- In 2014, the Affordable Care Act required that Medicaid programs cover all quit medications.7**
- Arizona’s state quit line invests $2.15 per smoker, compared with the national average of $2.28.7
- Arizona does not have a private insurance mandate provision for quitting tobacco.7
Notes and references
Updated August 2021
*National and state-level prevalence numbers reflect the most recent data available. This may differ across state fact sheets.
**The seven recommended quitting medications are NRT gum, NRT patch, NRT nasal spray, NRT inhaler, NRT lozenge, Varenicline (Chantix) and Bupropion (Zyban).
Fiore MC, et al. Treating Tobacco Use and Dependence: 2008 Update. Clinical Practice Guideline. Rockville, MD: US Department of Health and Human Services. Public Health Service: May 2008.

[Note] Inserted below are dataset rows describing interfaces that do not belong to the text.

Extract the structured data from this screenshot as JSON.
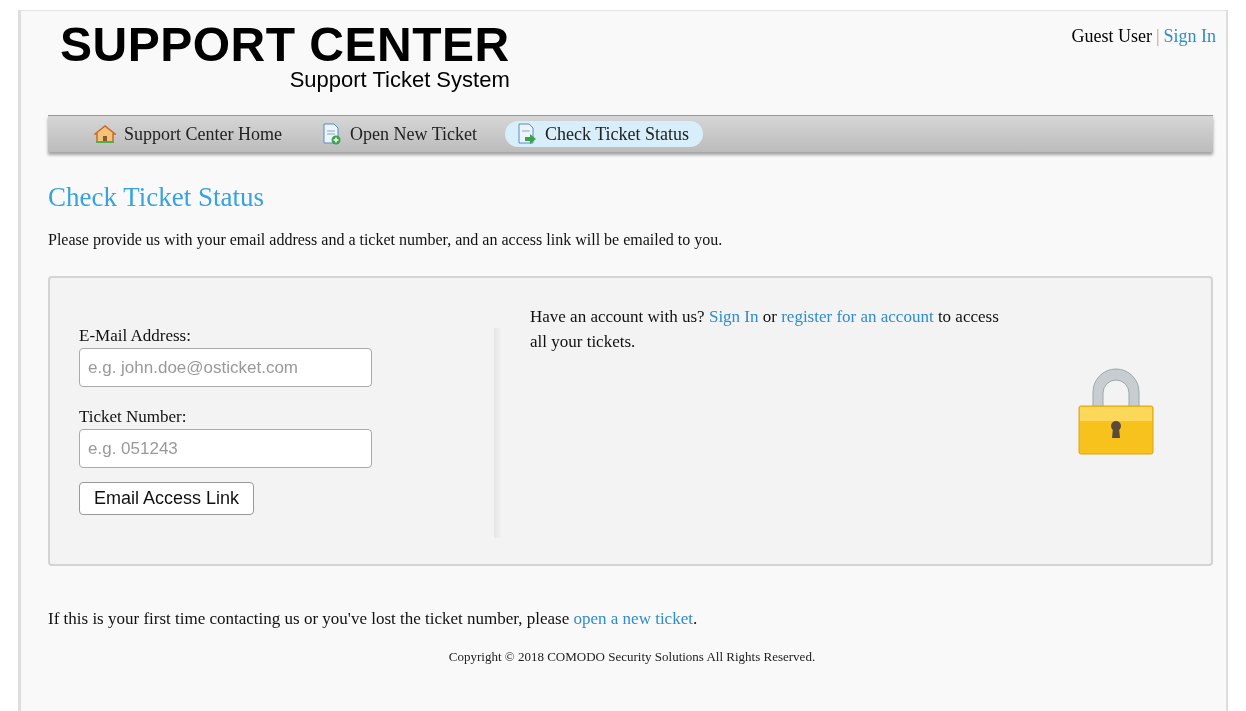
{
  "header": {
    "logo_title": "SUPPORT CENTER",
    "logo_subtitle": "Support Ticket System",
    "user": "Guest User",
    "separator": "|",
    "sign_in": "Sign In"
  },
  "nav": [
    {
      "label": "Support Center Home",
      "kind": "home",
      "selected": false
    },
    {
      "label": "Open New Ticket",
      "kind": "new",
      "selected": false
    },
    {
      "label": "Check Ticket Status",
      "kind": "status",
      "selected": true
    }
  ],
  "heading": "Check Ticket Status",
  "intro": "Please provide us with your email address and a ticket number, and an access link will be emailed to you.",
  "form": {
    "fields": [
      {
        "label": "E-Mail Address:",
        "placeholder": "e.g. john.doe@osticket.com"
      },
      {
        "label": "Ticket Number:",
        "placeholder": "e.g. 051243"
      }
    ],
    "button": "Email Access Link"
  },
  "aside": [
    {
      "kind": "text",
      "text": "Have an account with us? "
    },
    {
      "kind": "link",
      "text": "Sign In"
    },
    {
      "kind": "text",
      "text": " or "
    },
    {
      "kind": "link",
      "text": "register for an account"
    },
    {
      "kind": "text",
      "text": " to access all your tickets."
    }
  ],
  "footer_note": [
    {
      "kind": "text",
      "text": "If this is your first time contacting us or you've lost the ticket number, please "
    },
    {
      "kind": "link",
      "text": "open a new ticket"
    },
    {
      "kind": "text",
      "text": "."
    }
  ],
  "copyright": "Copyright © 2018 COMODO Security Solutions All Rights Reserved."
}
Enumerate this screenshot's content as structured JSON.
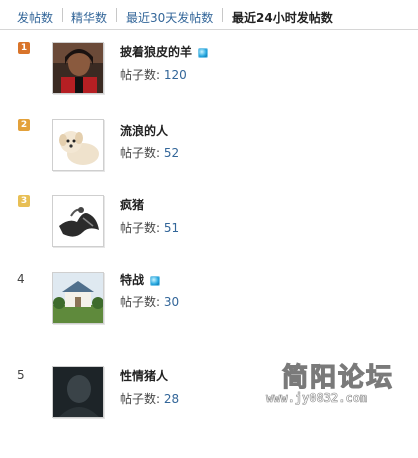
{
  "tabs": [
    {
      "label": "发帖数",
      "active": false
    },
    {
      "label": "精华数",
      "active": false
    },
    {
      "label": "最近30天发帖数",
      "active": false
    },
    {
      "label": "最近24小时发帖数",
      "active": true
    }
  ],
  "posts_label": "帖子数:",
  "users": [
    {
      "rank": "1",
      "name": "披着狼皮的羊",
      "count": "120",
      "online": true,
      "avatar": "person-photo",
      "badge_color": "#d9742a"
    },
    {
      "rank": "2",
      "name": "流浪的人",
      "count": "52",
      "online": false,
      "avatar": "puppy-photo",
      "badge_color": "#e3a13a"
    },
    {
      "rank": "3",
      "name": "疯猪",
      "count": "51",
      "online": false,
      "avatar": "ink-figure",
      "badge_color": "#e8bf55"
    },
    {
      "rank": "4",
      "name": "特战",
      "count": "30",
      "online": true,
      "avatar": "house-photo",
      "badge_color": ""
    },
    {
      "rank": "5",
      "name": "性情猪人",
      "count": "28",
      "online": false,
      "avatar": "dark-portrait",
      "badge_color": ""
    }
  ],
  "watermark": {
    "title": "简阳论坛",
    "url": "www.jy0832.com"
  }
}
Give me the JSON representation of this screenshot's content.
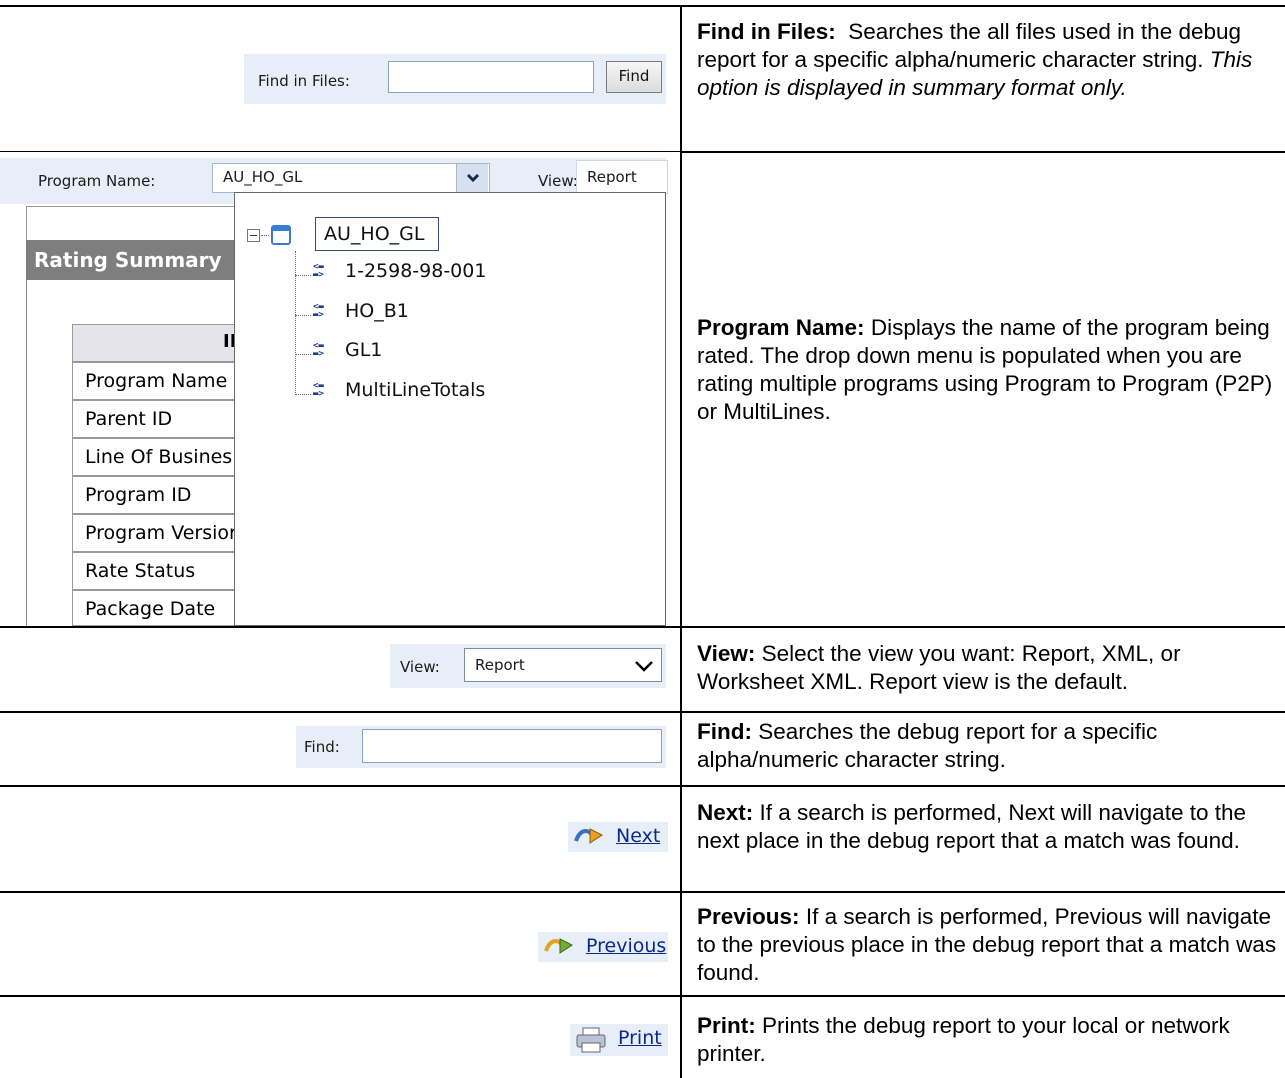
{
  "rows": {
    "find_in_files": {
      "label": "Find in Files:",
      "button": "Find",
      "desc_title": "Find in Files:",
      "desc_body": "Searches the all files used in the debug report for a specific alpha/numeric character string.",
      "desc_note": "This option is displayed in summary format only."
    },
    "program_name": {
      "label": "Program Name:",
      "value": "AU_HO_GL",
      "view_label": "View:",
      "view_value": "Report",
      "rating_summary": "Rating Summary",
      "grid_header_fragment": "II",
      "grid_rows": [
        "Program Name",
        "Parent ID",
        "Line Of Busines",
        "Program ID",
        "Program Versior",
        "Rate Status",
        "Package Date"
      ],
      "tree_root": "AU_HO_GL",
      "tree_children": [
        "1-2598-98-001",
        "HO_B1",
        "GL1",
        "MultiLineTotals"
      ],
      "desc_title": "Program Name:",
      "desc_body": "Displays the name of the program being rated. The drop down menu is populated when you are rating multiple programs using Program to Program (P2P) or MultiLines."
    },
    "view": {
      "label": "View:",
      "value": "Report",
      "desc_title": "View:",
      "desc_body": "Select the view you want: Report, XML, or Worksheet XML. Report view is the default."
    },
    "find": {
      "label": "Find:",
      "desc_title": "Find:",
      "desc_body": "Searches the debug report for a specific alpha/numeric character string."
    },
    "next": {
      "label": "Next",
      "desc_title": "Next:",
      "desc_body": "If a search is performed, Next will navigate to the next place in the debug report that a match was found."
    },
    "previous": {
      "label": "Previous",
      "desc_title": "Previous:",
      "desc_body": "If a search is performed, Previous will navigate to the previous place in the debug report that a match was found."
    },
    "print": {
      "label": "Print",
      "desc_title": "Print:",
      "desc_body": "Prints the debug report to your local or network printer."
    }
  },
  "icons": {
    "next": "next-arrow-icon",
    "previous": "previous-arrow-icon",
    "print": "printer-icon",
    "dropdown": "chevron-down-icon",
    "tree_root": "window-icon",
    "tree_node": "node-icon",
    "collapse": "collapse-minus-icon"
  }
}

1. CDC, Behavioral Risk Factor Surveillance System, 2020.
2. CDC, Youth Risk Behavioral Surveillance System, 2019.
3. CDC, Behavioral Risk Factor Surveillance System, State Tobacco Activities Tracking and Evaluation System, 2021.
4. Campaign for Tobacco-Free Kids, Broken Promises to Our Children: a State-by-State Look at the 1998 State Tobacco Settlement 22 Years Later FY2021, 2020.
5. Campaign for Tobacco-Free Kids, Toll of Tobacco in the United States.
6. American Lung Association, State Legislated Actions on Tobacco Issues (SLATI).
7. American Lung Association, State of Tobacco Control, 2021.
8. Campaign for Tobacco-Free Kids. State Cigarette Excise Tax Rates & Rankings. https://www.tobaccofreekids.org/assets/factsheets/0097.pdf. Accessed.
9. Public Health Law Center. U.S. E-Cigarette Regulation: 50-State Review. http://www.publichealthlawcenter.org/resources/us-e-cigarette-regulations-50-state-review. Accessed.
10. Knock Tobacco Out of the Park. https://tobaccofreebaseball.org/. Accessed.